There have been interesting developments in matters relating to potential disability discrimination claims. In the case of Williams v Trustees of Swansea University Pension and Assurance Scheme, The Supreme Court concluded that Mr William’s ill health early retirement pension had been calculated fairly. Mr Williams had claimed unfavourable treatment due to his leaving pension being based on his part-time salary. The conclusion reached was that the reduced hours were part of the reasonable adjustments made for Mr Williams and had he been able to work full time, he would have not met the early ill health retirement criteria to receive a pension at that time.
Considerations for employers: Although this case was specific to pension arrangements, it does provide assurances that employers managing disability in the workplace fairly through well considered reasonable adjustments will likely be in a position of legal compliance. Furthermore, it is important to keep up to date on employees’ health conditions (regardless of the condition currently being defined as a disability or not) so that appropriate working arrangements are in place.

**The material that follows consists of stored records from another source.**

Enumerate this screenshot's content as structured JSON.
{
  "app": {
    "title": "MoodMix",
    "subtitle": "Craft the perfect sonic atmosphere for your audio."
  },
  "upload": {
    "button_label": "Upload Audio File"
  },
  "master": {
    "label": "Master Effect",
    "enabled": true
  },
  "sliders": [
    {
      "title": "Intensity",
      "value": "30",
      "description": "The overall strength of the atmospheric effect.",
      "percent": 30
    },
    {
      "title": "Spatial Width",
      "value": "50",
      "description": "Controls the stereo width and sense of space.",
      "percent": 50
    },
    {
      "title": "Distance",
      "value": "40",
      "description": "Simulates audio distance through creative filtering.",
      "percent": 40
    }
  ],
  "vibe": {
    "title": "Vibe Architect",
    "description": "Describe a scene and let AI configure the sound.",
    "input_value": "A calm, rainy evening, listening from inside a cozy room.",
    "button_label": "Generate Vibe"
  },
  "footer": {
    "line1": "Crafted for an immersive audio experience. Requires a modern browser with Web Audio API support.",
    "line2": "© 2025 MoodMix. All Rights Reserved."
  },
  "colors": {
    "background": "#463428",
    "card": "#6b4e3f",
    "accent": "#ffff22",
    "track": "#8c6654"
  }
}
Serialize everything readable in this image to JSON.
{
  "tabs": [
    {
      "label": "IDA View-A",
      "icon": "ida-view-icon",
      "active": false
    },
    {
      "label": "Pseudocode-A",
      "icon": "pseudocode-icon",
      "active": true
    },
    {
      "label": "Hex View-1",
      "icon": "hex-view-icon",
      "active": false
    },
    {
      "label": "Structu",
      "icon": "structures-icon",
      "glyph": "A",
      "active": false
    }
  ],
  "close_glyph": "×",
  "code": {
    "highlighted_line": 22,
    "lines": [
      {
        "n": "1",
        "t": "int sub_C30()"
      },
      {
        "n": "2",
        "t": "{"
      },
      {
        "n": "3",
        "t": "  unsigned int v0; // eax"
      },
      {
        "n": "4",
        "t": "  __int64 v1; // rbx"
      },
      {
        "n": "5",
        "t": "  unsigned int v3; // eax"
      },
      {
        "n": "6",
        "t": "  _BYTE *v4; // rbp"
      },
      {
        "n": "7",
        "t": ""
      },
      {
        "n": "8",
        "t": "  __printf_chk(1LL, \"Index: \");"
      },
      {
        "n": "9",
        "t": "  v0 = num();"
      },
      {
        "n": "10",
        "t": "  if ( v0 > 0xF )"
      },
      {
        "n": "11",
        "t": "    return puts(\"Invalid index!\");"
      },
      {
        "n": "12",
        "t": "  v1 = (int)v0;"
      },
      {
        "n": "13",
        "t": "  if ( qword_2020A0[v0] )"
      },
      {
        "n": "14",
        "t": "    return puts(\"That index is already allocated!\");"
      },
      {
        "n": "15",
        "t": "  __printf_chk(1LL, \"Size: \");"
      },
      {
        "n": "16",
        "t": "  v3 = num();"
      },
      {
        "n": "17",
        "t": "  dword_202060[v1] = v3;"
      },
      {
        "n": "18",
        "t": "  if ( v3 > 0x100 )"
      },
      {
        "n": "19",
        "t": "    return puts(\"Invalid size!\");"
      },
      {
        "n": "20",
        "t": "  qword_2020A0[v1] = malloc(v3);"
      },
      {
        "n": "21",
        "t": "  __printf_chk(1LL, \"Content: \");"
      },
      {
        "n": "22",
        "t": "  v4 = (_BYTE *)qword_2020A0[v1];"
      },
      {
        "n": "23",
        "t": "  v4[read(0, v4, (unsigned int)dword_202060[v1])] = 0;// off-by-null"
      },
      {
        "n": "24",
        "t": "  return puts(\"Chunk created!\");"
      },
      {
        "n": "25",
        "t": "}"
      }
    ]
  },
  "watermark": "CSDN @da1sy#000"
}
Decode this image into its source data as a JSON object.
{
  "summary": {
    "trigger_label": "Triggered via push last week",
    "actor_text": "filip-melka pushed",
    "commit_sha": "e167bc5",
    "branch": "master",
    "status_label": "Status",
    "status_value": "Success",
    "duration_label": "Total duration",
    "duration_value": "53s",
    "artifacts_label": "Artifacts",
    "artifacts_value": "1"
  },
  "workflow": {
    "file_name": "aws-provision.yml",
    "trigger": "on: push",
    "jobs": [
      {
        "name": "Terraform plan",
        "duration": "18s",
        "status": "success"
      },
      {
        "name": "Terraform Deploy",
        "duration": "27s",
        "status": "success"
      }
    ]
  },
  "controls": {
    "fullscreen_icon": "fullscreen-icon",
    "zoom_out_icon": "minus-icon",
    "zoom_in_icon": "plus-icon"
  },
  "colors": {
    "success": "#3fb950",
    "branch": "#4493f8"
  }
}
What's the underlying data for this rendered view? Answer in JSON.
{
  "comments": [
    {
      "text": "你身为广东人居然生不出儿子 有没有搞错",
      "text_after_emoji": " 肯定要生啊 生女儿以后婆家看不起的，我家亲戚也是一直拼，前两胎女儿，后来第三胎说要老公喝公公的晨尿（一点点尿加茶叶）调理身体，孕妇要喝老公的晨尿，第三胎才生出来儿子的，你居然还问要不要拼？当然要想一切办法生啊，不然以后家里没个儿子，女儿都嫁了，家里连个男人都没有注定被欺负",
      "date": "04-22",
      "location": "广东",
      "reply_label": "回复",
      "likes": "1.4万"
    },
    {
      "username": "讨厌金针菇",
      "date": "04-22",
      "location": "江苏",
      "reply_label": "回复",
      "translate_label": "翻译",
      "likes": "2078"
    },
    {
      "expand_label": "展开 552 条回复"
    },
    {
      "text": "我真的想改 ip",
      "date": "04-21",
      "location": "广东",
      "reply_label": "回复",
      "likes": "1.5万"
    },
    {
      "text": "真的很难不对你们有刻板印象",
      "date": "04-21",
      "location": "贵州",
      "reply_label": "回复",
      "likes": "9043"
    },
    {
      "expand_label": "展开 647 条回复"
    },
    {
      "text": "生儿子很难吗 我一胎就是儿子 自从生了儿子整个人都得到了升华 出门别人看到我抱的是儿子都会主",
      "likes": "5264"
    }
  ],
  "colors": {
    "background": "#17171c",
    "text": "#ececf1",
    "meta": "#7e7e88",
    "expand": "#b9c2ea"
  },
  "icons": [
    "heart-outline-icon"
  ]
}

In the case of Talon Engineering Ltd v Smith, the Employment law tribunal (EAT) upheld the Tribunal’s decision of unfair dismissal. The facts in this case were that the employer failed to meet the requirements of the right to be accompanied at a disciplinary hearing. Mrs Smith was not allowed to postpone the meeting date by two weeks to be accompanied by her Union representative. The EAT considered the right accompanied under 10 of the Employment Relations Act 1999 (which says that the employer must postpone a hearing to allow the employee’s chosen companion to attend, if within five working days), as an obligation to act reasonably and with a degree of flexibility.
Considerations for employers: The right to be accompanied at formal meetings/hearings is in itself not breaking news, however, the case does serve as a warning for employers to take reasonable and proportionate measures in disciplinary hearings and other matters where the right to representation applies. Clear and robust disciplinary procedures are an excellent way to instil good practice and eliminate any future risk.
Brexit – The EU Settlement Scheme
From a HR perspective one of the key priorities is the right to remain in the UK. The EU Settlement Scheme has been confirmed by the Government to open by 30th March 2019.
In brief, the scheme offers two application routes – settled status and pre-settled status. Applicants who have been living in the UK continuously for five years or more, may be eligible to apply for settled status. Successful applicants will be able to stay in the UK indefinitely. Applicants who have been living in the UK for less than five years can apply for pre-settled status, with successful applicants being granted limited leave to remain in the UK for up to five years. After this period, such applicants will be eligible to apply for settled status.
There are of course various eligibility criteria to meet, including the arrival date in the UK. As it stands, applicants must have arrived in the UK before 31st December 2020 to apply. In the event of a no deal scenario, the Government have advised it will continue to run the scheme, however, applicants will need to be a resident in the UK by an earlier date of 29th March 2019.
Considerations for employers: The new scheme does offer some relief to employers, as previously the status of EU workers after 29th March deadline was unclear. However, given the ongoing developments and negotiations taking place, a period of uncertainty continues for employers.
CBW has vast experience and can offer advice and solutions on any HR matter. To learn more about how we can support you, please contact one of our HR consultants.